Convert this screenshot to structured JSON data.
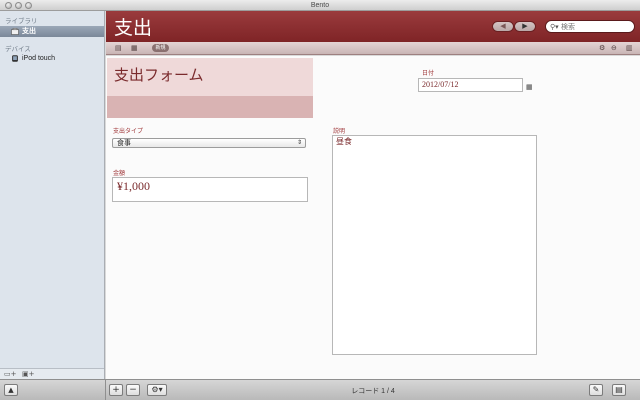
{
  "window": {
    "title": "Bento"
  },
  "sidebar": {
    "library_label": "ライブラリ",
    "library_items": [
      {
        "label": "支出",
        "selected": true
      }
    ],
    "devices_label": "デバイス",
    "device_items": [
      {
        "label": "iPod touch"
      }
    ]
  },
  "header": {
    "title": "支出",
    "nav_prev": "◀",
    "nav_next": "▶",
    "search_placeholder": "検索",
    "accent_color": "#8b2f31"
  },
  "toolbar": {
    "pill_label": "新規"
  },
  "form": {
    "form_title": "支出フォーム",
    "date_label": "日付",
    "date_value": "2012/07/12",
    "type_label": "支出タイプ",
    "type_value": "食事",
    "amount_label": "金額",
    "amount_value": "¥1,000",
    "note_label": "説明",
    "note_value": "昼食"
  },
  "bottombar": {
    "record_text": "レコード 1 / 4"
  }
}
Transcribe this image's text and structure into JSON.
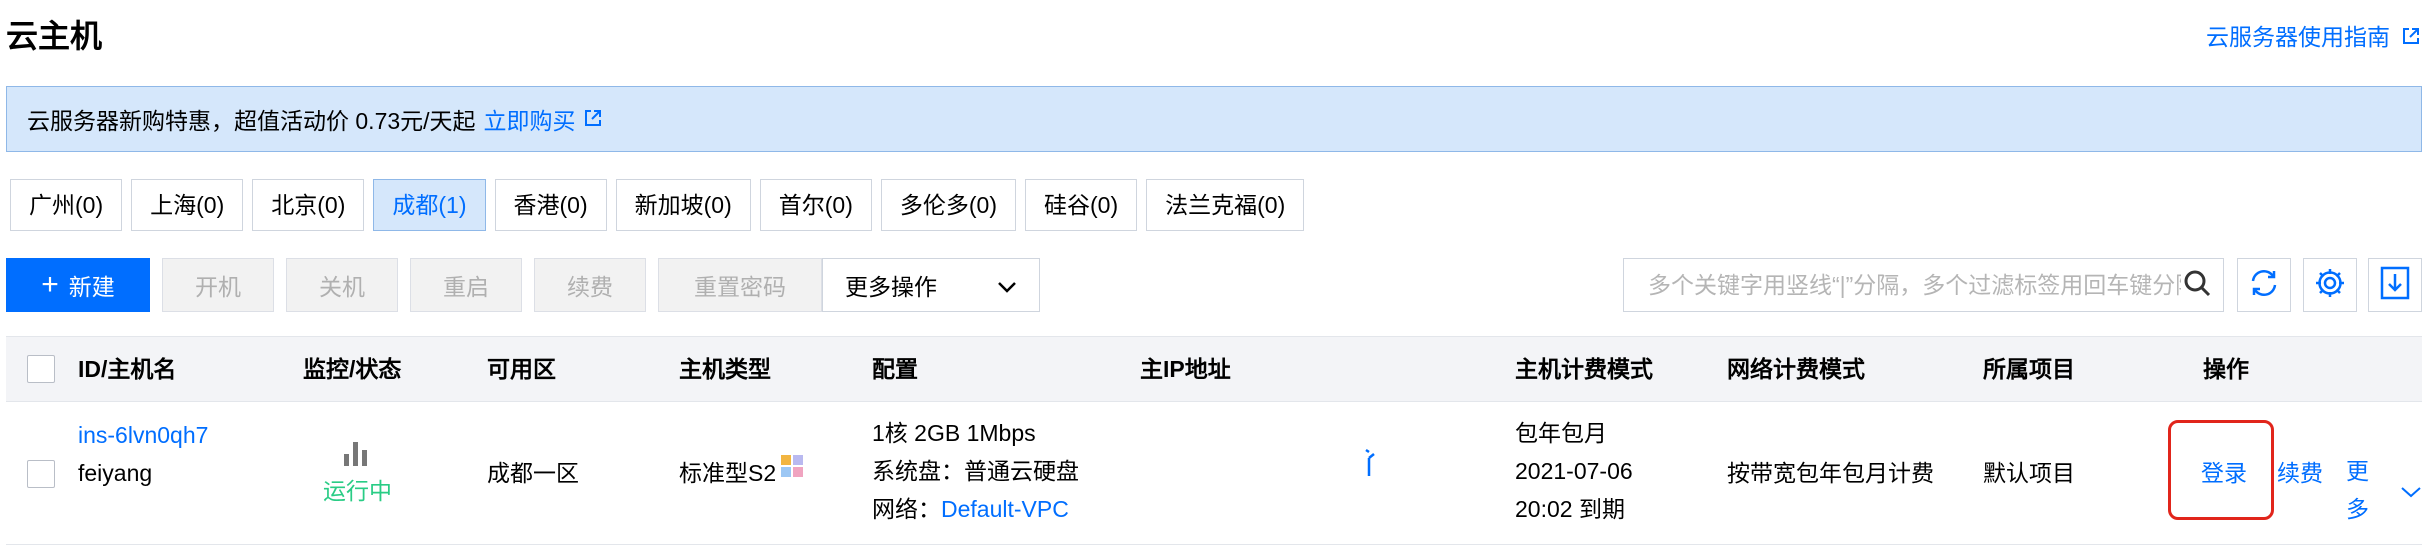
{
  "header": {
    "title": "云主机",
    "guide_link": "云服务器使用指南"
  },
  "banner": {
    "text": "云服务器新购特惠，超值活动价 0.73元/天起",
    "link": "立即购买"
  },
  "regions": [
    {
      "label": "广州(0)",
      "active": false
    },
    {
      "label": "上海(0)",
      "active": false
    },
    {
      "label": "北京(0)",
      "active": false
    },
    {
      "label": "成都(1)",
      "active": true
    },
    {
      "label": "香港(0)",
      "active": false
    },
    {
      "label": "新加坡(0)",
      "active": false
    },
    {
      "label": "首尔(0)",
      "active": false
    },
    {
      "label": "多伦多(0)",
      "active": false
    },
    {
      "label": "硅谷(0)",
      "active": false
    },
    {
      "label": "法兰克福(0)",
      "active": false
    }
  ],
  "toolbar": {
    "new_label": "新建",
    "power_on_label": "开机",
    "power_off_label": "关机",
    "restart_label": "重启",
    "renew_label": "续费",
    "reset_password_label": "重置密码",
    "more_actions_label": "更多操作",
    "search_placeholder": "多个关键字用竖线“|”分隔，多个过滤标签用回车键分隔"
  },
  "table": {
    "columns": {
      "id": "ID/主机名",
      "monitor": "监控/状态",
      "zone": "可用区",
      "type": "主机类型",
      "config": "配置",
      "ip": "主IP地址",
      "billing": "主机计费模式",
      "network_billing": "网络计费模式",
      "project": "所属项目",
      "actions": "操作"
    },
    "rows": [
      {
        "instance_id": "ins-6lvn0qh7",
        "hostname": "feiyang",
        "status": "运行中",
        "zone": "成都一区",
        "type": "标准型S2",
        "config_line1": "1核 2GB 1Mbps",
        "config_line2": "系统盘：普通云硬盘",
        "config_network_label": "网络：",
        "config_network_link": "Default-VPC",
        "billing_mode": "包年包月",
        "expire_date": "2021-07-06",
        "expire_time": "20:02 到期",
        "network_billing": "按带宽包年包月计费",
        "project": "默认项目",
        "action_login": "登录",
        "action_renew": "续费",
        "action_more": "更多"
      }
    ]
  },
  "colors": {
    "accent": "#006eff",
    "banner_bg": "#d5e7fb",
    "status_running": "#29cc85",
    "highlight": "#e1251b"
  }
}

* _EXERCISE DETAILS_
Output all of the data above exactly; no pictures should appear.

* _FINAL ANSWER_
Convert this screenshot to structured JSON data.
{
  "window": {
    "title": "Bento"
  },
  "sidebar": {
    "library_label": "ライブラリ",
    "library_items": [
      {
        "label": "支出",
        "selected": true
      }
    ],
    "devices_label": "デバイス",
    "device_items": [
      {
        "label": "iPod touch"
      }
    ]
  },
  "header": {
    "title": "支出",
    "nav_prev": "◀",
    "nav_next": "▶",
    "search_placeholder": "検索",
    "accent_color": "#8b2f31"
  },
  "toolbar": {
    "pill_label": "新規"
  },
  "form": {
    "form_title": "支出フォーム",
    "date_label": "日付",
    "date_value": "2012/07/12",
    "type_label": "支出タイプ",
    "type_value": "食事",
    "amount_label": "金額",
    "amount_value": "¥1,000",
    "note_label": "説明",
    "note_value": "昼食"
  },
  "bottombar": {
    "record_text": "レコード 1 / 4"
  }
}
Transcribe this image's text and structure into JSON.
{
  "header": {
    "title": "云主机",
    "guide_link": "云服务器使用指南"
  },
  "banner": {
    "text": "云服务器新购特惠，超值活动价 0.73元/天起",
    "link": "立即购买"
  },
  "regions": [
    {
      "label": "广州(0)",
      "active": false
    },
    {
      "label": "上海(0)",
      "active": false
    },
    {
      "label": "北京(0)",
      "active": false
    },
    {
      "label": "成都(1)",
      "active": true
    },
    {
      "label": "香港(0)",
      "active": false
    },
    {
      "label": "新加坡(0)",
      "active": false
    },
    {
      "label": "首尔(0)",
      "active": false
    },
    {
      "label": "多伦多(0)",
      "active": false
    },
    {
      "label": "硅谷(0)",
      "active": false
    },
    {
      "label": "法兰克福(0)",
      "active": false
    }
  ],
  "toolbar": {
    "new_label": "新建",
    "power_on_label": "开机",
    "power_off_label": "关机",
    "restart_label": "重启",
    "renew_label": "续费",
    "reset_password_label": "重置密码",
    "more_actions_label": "更多操作",
    "search_placeholder": "多个关键字用竖线“|”分隔，多个过滤标签用回车键分隔"
  },
  "table": {
    "columns": {
      "id": "ID/主机名",
      "monitor": "监控/状态",
      "zone": "可用区",
      "type": "主机类型",
      "config": "配置",
      "ip": "主IP地址",
      "billing": "主机计费模式",
      "network_billing": "网络计费模式",
      "project": "所属项目",
      "actions": "操作"
    },
    "rows": [
      {
        "instance_id": "ins-6lvn0qh7",
        "hostname": "feiyang",
        "status": "运行中",
        "zone": "成都一区",
        "type": "标准型S2",
        "config_line1": "1核 2GB 1Mbps",
        "config_line2": "系统盘：普通云硬盘",
        "config_network_label": "网络：",
        "config_network_link": "Default-VPC",
        "billing_mode": "包年包月",
        "expire_date": "2021-07-06",
        "expire_time": "20:02 到期",
        "network_billing": "按带宽包年包月计费",
        "project": "默认项目",
        "action_login": "登录",
        "action_renew": "续费",
        "action_more": "更多"
      }
    ]
  },
  "colors": {
    "accent": "#006eff",
    "banner_bg": "#d5e7fb",
    "status_running": "#29cc85",
    "highlight": "#e1251b"
  }
}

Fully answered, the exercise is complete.